Once when he was on a journey and various people were presenting him with various things, a labouring man, who could find nothing else at the moment, ran to the river, and, taking some of the water in his hands, offered it to him; at which Artaxerxes was so pleased that he sent him a goblet of gold and a thousand darics. To Eucleidas the Lacedaemonian, who would often say bold and impudent things to him, he sent this word by his officer of the guard:
‘It is in thy power to say what thou pleasest, but it is in mine both to say and to do.’
Again, when he was hunting once and Teribazus pointed out that the king's coat was rent, he asked him what was to be done. And when Teribazus replied,
‘Put on another for thyself, but give this one to me,’ the king did so, saying,

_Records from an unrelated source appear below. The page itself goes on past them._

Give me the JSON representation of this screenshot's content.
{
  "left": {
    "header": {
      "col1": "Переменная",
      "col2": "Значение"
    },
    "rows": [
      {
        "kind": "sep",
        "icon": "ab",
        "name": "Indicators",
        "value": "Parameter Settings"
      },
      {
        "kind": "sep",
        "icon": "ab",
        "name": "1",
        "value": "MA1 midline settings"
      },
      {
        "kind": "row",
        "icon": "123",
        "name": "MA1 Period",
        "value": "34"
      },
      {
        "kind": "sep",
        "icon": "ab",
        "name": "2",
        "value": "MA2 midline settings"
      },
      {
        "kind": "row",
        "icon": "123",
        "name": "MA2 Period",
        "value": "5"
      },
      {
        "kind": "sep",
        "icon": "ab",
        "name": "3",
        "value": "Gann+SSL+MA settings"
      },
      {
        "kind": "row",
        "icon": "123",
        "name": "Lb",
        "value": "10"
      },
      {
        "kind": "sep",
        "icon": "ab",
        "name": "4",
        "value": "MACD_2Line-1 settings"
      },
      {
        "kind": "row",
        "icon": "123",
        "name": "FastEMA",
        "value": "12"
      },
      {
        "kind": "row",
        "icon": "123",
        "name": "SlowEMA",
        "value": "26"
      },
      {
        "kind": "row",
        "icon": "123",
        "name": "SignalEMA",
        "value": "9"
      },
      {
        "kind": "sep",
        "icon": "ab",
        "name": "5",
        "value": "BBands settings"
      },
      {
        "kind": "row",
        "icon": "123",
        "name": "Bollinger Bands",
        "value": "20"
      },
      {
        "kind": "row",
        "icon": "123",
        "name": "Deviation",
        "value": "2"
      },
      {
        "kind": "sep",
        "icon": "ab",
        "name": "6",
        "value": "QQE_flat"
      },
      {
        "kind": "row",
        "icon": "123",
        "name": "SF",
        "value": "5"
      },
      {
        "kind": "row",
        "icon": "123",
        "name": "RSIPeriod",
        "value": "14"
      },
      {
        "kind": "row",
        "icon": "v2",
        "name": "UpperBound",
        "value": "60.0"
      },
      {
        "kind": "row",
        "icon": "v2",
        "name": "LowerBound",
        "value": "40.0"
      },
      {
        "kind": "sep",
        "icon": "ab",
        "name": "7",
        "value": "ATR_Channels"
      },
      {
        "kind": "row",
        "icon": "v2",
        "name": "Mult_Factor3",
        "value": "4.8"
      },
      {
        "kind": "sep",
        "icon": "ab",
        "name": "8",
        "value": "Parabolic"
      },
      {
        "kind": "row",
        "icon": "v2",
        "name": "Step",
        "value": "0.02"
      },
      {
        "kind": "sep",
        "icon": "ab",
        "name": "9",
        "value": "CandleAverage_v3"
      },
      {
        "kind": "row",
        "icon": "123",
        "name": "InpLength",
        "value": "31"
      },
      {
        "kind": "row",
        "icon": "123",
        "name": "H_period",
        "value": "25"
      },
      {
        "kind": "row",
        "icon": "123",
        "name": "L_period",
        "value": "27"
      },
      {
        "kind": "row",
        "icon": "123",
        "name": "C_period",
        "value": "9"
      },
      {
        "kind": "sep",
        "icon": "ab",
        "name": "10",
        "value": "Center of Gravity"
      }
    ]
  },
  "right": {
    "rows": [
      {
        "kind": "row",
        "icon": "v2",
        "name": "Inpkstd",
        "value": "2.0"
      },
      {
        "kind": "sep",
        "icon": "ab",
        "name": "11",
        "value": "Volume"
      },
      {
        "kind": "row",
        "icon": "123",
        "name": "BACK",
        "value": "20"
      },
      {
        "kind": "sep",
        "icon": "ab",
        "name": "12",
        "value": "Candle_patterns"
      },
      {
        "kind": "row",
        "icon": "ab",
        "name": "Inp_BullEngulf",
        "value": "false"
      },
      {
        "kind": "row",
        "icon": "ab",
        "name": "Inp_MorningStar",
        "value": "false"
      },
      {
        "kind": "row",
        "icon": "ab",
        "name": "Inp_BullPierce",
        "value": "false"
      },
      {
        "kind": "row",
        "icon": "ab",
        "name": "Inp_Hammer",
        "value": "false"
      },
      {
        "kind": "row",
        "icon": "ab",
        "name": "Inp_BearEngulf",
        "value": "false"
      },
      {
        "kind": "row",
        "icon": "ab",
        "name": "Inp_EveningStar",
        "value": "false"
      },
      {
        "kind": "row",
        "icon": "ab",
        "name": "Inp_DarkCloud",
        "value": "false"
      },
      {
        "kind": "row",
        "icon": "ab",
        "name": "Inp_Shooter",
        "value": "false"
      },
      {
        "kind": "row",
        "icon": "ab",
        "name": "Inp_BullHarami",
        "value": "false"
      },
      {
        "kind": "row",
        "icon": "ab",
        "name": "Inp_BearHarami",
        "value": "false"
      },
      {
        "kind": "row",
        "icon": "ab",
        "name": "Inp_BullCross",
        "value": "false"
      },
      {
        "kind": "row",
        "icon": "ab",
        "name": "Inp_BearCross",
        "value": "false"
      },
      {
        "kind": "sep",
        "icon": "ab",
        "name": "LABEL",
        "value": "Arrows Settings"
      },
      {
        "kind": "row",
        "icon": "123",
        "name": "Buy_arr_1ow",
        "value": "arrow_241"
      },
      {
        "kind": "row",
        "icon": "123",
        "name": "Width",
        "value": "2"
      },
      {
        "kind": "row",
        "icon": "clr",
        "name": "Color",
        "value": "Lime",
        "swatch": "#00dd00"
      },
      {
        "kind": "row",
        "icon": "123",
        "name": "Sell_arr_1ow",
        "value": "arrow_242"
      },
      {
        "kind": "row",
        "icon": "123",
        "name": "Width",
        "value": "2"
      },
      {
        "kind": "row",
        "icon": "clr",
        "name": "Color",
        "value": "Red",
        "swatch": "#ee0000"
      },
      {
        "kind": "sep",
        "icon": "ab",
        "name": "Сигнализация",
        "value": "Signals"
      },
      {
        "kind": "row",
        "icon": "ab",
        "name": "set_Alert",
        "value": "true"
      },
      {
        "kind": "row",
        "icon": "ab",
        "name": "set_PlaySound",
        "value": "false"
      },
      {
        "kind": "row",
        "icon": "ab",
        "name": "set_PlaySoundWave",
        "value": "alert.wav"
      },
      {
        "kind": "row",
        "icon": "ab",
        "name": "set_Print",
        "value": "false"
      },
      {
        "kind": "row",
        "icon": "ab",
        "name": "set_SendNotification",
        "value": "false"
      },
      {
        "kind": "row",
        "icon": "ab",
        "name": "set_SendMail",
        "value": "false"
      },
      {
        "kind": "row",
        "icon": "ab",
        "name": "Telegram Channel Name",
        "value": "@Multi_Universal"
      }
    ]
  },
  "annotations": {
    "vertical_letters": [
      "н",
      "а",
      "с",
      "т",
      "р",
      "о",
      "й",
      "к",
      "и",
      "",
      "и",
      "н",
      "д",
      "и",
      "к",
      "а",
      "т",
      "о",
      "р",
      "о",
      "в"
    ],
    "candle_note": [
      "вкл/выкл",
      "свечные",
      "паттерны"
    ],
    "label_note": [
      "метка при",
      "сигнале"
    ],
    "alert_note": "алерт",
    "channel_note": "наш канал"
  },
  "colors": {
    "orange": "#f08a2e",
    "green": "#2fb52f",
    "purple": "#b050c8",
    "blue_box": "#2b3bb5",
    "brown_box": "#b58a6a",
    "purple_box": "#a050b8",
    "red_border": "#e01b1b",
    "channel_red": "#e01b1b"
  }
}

‘I give this to thee, Teribazus, but I forbid thee to wear it.’ Teribazus gave no heed to this command (being not a bad man, but rather light-headed and witless), and at once put on the king's coat, and decked himself with golden necklaces and women's ornaments of royal splendour. Everybody was indignant at this (for it was a forbidden thing); but the king merely laughed, and said:
‘I permit thee to wear the trinkets as a woman, and the robe as a madman.’
Again, no one shared the table of a Persian king except his mother or his wedded wife, the wife sitting below him, the mother above him; but Artaxerxes invited to the same table with him his brothers Ostanes and Oxathres, although they were his juniors. But what gratified the Persians most of all was the sight of his wife Stateira's carriage, which always appeared with its curtains up, and thus permitted the women of the people to approach and greet the queen. This made her beloved of the common folk.